Jan. 21, 1916


The difference between shingling house roofs in Medford and fighting Austrians in Europe prompted "Billy" Erskine, who once enjoyed the former employment here, but who went to the war and got shot and now lies in a London hospital, to write to his friend, Harry Rheinerberg, a plumber of this city, and tell him about some of his thrilling experiences while enjoying the war game.

Erskine left Medford about two years ago, going to Canada. In that country he heard the call of the big noise in Europe and at once enlisted to fight for the cause of the Britons. He became a cavalryman and had many experiences at the front that taught him the vast difference between peaceable industrial pursuits and the grim occupation of slaughtering his brothers with shot and shell, poisonous gas and liquid fire. 

In a terrific charge into the enemy's lines, where the lightning flashes of death-dealing missiles of murder were blinding both man and beast, a shell killed Billy Erskine's horse under him and tore a few pounds of flesh and bone from his body between the shoulder blade and the hip.

Men and horses screamed and pitched and fought and struggled all about the wounded and dying, the cursing and praying, the men of fierce frenzy and fighting fury, while Billy lay there, unable to move or call, or be heard, if he had the strength to call, watching the frozen field of battle being drenched with blood. There he saw, in all their ghastliness, the horrors of wanton war on the one hand, and loyal sacrifices on the other.
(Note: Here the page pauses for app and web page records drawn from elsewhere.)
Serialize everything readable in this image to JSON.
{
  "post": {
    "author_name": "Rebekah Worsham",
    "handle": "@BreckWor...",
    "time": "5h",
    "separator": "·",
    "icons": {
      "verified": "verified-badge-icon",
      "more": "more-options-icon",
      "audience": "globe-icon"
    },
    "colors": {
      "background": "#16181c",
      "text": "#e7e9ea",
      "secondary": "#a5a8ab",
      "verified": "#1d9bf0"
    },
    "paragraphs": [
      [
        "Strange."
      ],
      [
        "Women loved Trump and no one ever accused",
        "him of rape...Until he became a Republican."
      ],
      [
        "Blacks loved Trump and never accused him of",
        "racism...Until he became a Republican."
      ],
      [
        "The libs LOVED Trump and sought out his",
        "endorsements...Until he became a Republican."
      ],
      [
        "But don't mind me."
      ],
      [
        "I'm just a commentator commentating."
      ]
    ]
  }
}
However, Erskine survived the battle, was picked up, received first aid and is now recovering a London hospital. His letter to Rheinerberg indicates that he yet has enough of the fighting spirit in him to go back to the front and stay until the fatal moment comes for him, too.